Most outside equity providers want to get repaid over a reasonable period of time and at a very good rate of return. In exchange for capital, they obtain a piece of the company, thereby becoming business partners.
For a growing business, the advantages of this kind of capital are numerous. Equity significantly improves a company’s balance sheet and provides resources for hiring marketing staff, developing new products, purchasing equipment and other needs.
But there are other important benefits, too. A strong cash position will make the company look better to suppliers, customers and lenders, which can result in better credit terms and improved borrowing power.
Equity also reduces the risk of failure because, unlike a loan, funds do not need to be paid back on a fixed schedule, and there are no interest payments. Other factors being equal, a company that is financed with a lot of equity has a lower risk of failure.
Family and friends are usually the first place business owners go when looking for equity investment.
Family members and friends can act quickly and don’t necessarily require burdensome terms or time-consuming due diligence. But family investment can also put stress on personal relationships. And other than money, family members and friends don’t usually bring any additional value to the business.
Professional investors, such as organized angel investors and venture capitalists, look at capital investment primarily from a business perspective. They want a significant return and will do a considerable amount of due diligence before investing to make sure they know and can mitigate the risks faced by the business.
The advantage of accepting money from these sophisticated investors is that they bring structure and experience to the business. They often have business or technical expertise, and they may have networks of contacts with banks, potential new customers and other resources. As owners, they want to direct the company as members of the board of directors.
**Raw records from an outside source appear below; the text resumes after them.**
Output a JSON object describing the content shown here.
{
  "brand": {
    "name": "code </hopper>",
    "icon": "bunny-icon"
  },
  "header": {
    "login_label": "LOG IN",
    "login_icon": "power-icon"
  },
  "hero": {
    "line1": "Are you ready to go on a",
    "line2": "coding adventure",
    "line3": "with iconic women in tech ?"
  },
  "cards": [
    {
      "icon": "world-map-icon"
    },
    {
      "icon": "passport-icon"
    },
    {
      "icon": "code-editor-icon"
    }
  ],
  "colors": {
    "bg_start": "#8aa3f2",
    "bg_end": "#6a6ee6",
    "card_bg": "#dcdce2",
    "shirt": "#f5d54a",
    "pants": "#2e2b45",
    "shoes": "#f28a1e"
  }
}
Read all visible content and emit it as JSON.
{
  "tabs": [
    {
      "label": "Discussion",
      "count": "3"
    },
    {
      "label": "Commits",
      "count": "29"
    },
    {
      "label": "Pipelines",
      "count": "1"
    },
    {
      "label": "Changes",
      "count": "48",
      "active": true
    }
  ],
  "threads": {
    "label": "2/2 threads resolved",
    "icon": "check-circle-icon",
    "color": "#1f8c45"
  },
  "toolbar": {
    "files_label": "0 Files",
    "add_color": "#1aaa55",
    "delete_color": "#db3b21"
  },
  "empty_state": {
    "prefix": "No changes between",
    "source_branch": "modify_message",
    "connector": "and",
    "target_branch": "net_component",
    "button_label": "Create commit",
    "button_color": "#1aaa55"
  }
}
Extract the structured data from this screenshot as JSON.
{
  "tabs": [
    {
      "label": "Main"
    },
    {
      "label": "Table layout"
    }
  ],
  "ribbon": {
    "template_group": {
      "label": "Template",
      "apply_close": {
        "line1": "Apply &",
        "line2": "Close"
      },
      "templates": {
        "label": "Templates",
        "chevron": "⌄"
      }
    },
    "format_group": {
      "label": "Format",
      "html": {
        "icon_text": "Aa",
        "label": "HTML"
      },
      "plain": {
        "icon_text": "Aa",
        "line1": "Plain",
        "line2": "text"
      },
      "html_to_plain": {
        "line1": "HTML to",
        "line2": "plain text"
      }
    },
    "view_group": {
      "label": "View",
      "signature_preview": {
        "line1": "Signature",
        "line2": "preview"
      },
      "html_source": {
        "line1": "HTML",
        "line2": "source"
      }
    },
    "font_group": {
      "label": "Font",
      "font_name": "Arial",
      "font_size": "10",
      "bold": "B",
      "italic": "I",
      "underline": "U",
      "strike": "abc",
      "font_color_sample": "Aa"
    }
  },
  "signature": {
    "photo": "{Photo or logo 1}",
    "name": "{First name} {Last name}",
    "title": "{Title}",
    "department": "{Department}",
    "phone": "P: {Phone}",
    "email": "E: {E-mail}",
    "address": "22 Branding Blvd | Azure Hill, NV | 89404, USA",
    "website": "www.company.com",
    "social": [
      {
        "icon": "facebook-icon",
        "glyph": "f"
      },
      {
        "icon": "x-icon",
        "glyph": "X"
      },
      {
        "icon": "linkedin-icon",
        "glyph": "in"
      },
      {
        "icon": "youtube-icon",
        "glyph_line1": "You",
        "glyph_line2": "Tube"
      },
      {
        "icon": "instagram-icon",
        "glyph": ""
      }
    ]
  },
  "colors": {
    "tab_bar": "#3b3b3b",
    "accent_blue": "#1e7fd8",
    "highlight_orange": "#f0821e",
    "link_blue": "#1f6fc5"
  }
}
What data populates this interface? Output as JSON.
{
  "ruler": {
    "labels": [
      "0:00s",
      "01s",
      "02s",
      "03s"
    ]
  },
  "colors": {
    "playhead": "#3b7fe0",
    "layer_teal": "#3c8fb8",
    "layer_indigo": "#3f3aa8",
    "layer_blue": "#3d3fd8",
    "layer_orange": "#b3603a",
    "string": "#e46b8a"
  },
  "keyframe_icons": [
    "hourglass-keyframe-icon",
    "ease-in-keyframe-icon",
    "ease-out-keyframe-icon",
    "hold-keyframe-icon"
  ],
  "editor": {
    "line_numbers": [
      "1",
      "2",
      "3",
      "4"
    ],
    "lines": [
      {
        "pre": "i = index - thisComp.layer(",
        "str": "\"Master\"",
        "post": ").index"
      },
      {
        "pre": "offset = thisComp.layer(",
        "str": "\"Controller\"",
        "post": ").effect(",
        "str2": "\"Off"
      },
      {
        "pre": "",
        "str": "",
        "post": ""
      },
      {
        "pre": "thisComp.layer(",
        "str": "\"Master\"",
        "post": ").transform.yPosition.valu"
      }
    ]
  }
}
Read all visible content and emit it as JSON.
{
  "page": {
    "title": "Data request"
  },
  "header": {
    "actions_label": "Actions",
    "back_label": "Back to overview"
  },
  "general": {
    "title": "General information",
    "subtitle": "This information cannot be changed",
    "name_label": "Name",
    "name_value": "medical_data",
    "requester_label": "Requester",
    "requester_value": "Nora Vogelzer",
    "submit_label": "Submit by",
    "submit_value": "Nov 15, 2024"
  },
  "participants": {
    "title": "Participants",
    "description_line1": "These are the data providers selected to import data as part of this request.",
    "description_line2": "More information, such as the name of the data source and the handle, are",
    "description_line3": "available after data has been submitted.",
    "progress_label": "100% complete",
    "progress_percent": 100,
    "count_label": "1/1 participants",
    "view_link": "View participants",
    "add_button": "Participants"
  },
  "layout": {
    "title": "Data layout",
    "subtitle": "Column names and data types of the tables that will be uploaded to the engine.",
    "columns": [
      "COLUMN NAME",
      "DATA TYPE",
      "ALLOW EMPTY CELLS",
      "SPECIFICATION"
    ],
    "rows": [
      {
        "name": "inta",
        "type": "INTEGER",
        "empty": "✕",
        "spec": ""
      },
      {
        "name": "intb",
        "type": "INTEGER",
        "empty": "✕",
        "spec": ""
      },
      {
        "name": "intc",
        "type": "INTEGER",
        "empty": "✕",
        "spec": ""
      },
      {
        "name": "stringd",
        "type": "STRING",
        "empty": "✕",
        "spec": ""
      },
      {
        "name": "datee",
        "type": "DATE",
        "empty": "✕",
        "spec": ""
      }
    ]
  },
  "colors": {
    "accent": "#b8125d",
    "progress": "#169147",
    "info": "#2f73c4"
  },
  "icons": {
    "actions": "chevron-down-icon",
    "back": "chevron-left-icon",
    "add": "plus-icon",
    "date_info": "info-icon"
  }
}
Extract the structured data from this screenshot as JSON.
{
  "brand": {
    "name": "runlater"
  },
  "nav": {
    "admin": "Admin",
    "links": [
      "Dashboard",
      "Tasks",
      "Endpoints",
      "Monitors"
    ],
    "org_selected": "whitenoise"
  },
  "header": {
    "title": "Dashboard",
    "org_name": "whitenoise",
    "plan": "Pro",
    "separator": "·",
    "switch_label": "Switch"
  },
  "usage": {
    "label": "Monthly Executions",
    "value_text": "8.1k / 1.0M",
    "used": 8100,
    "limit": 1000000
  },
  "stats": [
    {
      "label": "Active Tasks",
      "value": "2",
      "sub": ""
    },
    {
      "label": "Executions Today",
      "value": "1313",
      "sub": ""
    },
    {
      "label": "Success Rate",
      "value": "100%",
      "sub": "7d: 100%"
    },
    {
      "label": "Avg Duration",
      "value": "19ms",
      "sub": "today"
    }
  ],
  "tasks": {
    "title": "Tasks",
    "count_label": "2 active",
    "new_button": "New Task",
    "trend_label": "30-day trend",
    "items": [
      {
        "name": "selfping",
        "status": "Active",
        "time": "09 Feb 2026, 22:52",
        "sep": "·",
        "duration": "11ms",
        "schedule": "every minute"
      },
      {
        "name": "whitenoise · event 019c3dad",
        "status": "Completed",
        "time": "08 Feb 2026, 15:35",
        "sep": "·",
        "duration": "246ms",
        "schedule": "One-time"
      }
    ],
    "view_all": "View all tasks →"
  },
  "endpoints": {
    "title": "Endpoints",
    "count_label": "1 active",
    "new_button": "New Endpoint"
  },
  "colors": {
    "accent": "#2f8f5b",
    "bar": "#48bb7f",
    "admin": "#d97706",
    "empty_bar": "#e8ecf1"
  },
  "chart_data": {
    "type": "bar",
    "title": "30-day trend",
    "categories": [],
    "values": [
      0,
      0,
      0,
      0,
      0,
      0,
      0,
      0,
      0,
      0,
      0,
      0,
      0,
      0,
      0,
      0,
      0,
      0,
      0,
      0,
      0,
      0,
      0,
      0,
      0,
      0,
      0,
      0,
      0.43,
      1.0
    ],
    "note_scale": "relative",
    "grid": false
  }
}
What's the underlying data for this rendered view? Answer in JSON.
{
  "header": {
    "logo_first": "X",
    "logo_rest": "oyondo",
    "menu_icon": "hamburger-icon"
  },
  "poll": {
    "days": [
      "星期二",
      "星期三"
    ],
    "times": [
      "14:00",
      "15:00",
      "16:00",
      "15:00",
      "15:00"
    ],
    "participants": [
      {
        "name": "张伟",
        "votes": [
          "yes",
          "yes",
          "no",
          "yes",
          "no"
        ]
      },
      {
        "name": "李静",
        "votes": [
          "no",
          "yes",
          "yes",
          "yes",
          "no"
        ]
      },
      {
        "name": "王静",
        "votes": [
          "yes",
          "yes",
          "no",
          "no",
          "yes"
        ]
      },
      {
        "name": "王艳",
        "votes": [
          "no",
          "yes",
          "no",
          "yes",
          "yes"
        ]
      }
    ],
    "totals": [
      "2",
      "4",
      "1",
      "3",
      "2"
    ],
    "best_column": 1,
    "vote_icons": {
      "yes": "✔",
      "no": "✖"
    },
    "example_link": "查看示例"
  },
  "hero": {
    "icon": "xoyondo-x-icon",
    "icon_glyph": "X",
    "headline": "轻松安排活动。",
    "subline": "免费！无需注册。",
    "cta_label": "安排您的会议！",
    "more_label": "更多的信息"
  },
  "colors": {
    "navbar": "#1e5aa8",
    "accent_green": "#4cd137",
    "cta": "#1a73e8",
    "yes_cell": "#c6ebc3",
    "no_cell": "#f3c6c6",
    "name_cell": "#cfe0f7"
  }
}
Sophisticated investors also assess their exit opportunities – the ways to get their money back with a good return on investment. Since exit typically requires the sale of the company, institutional investors will research sales of similar companies in the market and be well informed about exit potential and sales prices.
As a result, the business owner is likely to receive more money at exit for his share than if he had not taken equity investment.
Owners who intend to grow their business rapidly need capital, relationships and other resources to do so and are willing to sell down the road should seriously consider seeking sophisticated equity investors.
Mesa Capital Partners
Finance New Mexico is an initiative of the New Mexico Small Business Investment Corporation (NMSBIC) and its partners to assist individuals and businesses in obtaining skills and funding-resources for their business. To learn more, go to www.FinanceNewMexico.org.